Fringes suit most clients and with varying lengths and textures. Each variation of fringe has subtle nuances, so you can customise and detail the hair to suit the individual. Importantly, you should be approaching each client individually too, considering all things: their face shape, hair texture and density, hairline, eyes, lifestyle etc and then deciding on the type of fringe that is most suitable, and the technique that will allow you to create the desired result.
FUSE: Any advice on cutting techniques?
THOMAS: I think one of the most useful and versatile approaches for cutting a fringe is to layer square of the hairline. This has endless possibilities with regards to the end result and depending on length and over-direction, you can create so many different types of fringes with this one technique.
Follow these useful and effective cutting approaches to achieve your desired fringe style:
- Cut shorter with no over-direction to achieve a micro-fringe
- Over-direct to each previous for a rounded fringe
- Cut straight out from each section for a squarer fringe
- Leave slightly longer and over-direct section to the centre for a curtain fringe and point cut for softness, or cut blunt for strength
It’s a very versatile technique!
FUSE: What advice should hairdressers give to clients to maintain their hair at home?
THOMAS: Under normal circumstances, I would never encourage clients to take matters into their own hands to try and maintain their fringe at home, but as most people are sitting at home and literally watching their fringe grow before their very eyes, here are a few things to consider and to communicate with your clients.
- Never cut your fringe when it’s wet unless of course, you’re cutting with a razor (which is an advanced move so proceed with caution!) Isolate or section out your fringe either when your hair is dry or take a blow-dryer and gently dry at the natural fall.
- Never use tension when trying to cut your fringe ( i.e. holding in your fingers.) Either comb to its natural fall and cut freehand or slightly elevate away from the face with the larger teeth end of the comb and cut to the desired length.
- Always err on the side of caution, which means: leave it slightly longer to begin with as it’s always easier to take more off than it is to put it back on. Once it’s gone, there’s no going back!
- Point cutting is ALWAYS more forgiving than cutting blunt. Using the tips of the scissors and cutting up into the ends of the hair will give you a slightly softer end result that you can chip away at until you achieve the desired result.

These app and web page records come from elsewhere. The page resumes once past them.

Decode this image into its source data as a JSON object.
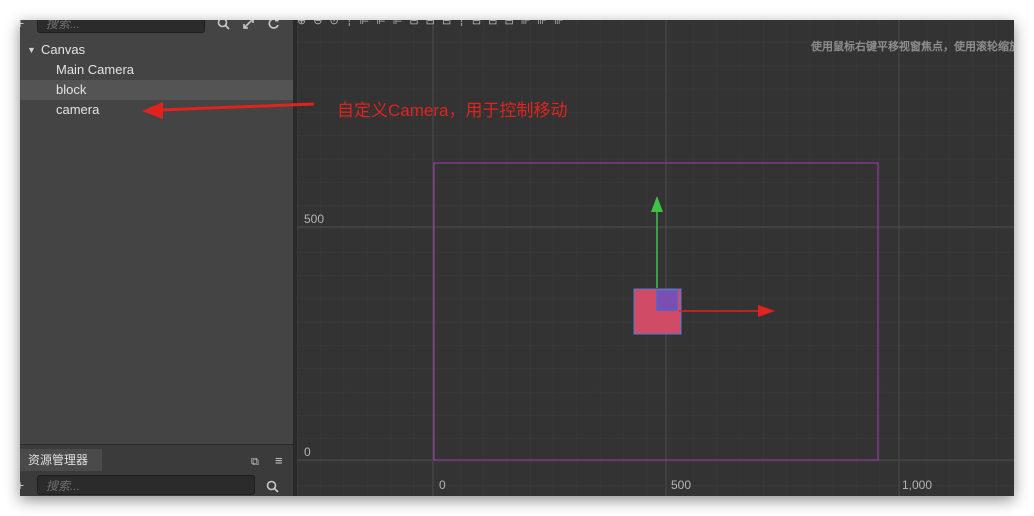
{
  "hierarchy": {
    "search_placeholder": "搜索...",
    "root_label": "Canvas",
    "nodes": [
      "Main Camera",
      "block",
      "camera"
    ]
  },
  "assets": {
    "tab_label": "资源管理器",
    "search_placeholder": "搜索..."
  },
  "scene": {
    "hint": "使用鼠标右键平移视窗焦点，使用滚轮缩放",
    "y_ticks": [
      "500",
      "0"
    ],
    "x_ticks": [
      "0",
      "500",
      "1,000"
    ]
  },
  "annotation": {
    "text": "自定义Camera，用于控制移动",
    "color": "#e0231f"
  },
  "colors": {
    "canvas_border": "#a93bb0",
    "block_fill": "#d04b66",
    "y_handle": "#3fc24a",
    "x_handle": "#e0231f"
  }
}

FUSE: Do you need to use different products to style and perfect a fringe?
THOMAS: Product choice should be determined by the type of fringe and overall hairstyle. I think the golden rule when it comes to product selection for your fringe is that it should be consistent with the rest of the hair. So, if you want the fringe to have the same look and feel as the rest of the hair, it’s not a separate entity. Whatever products you are using in the hair, these should be worked through the fringe as well, so the texture is consistent throughout. If anything, maybe use a little less around the fringe area so there isn’t a heavy concentration of product right in the front.
You don’t typically need a lot of hold or control in a fringe unless you’re trying to combat a crazy cowlick in which case, maybe a fringe is not such a good idea! So, product choice should reflect this and a lighter application in the fringe area will always suffice.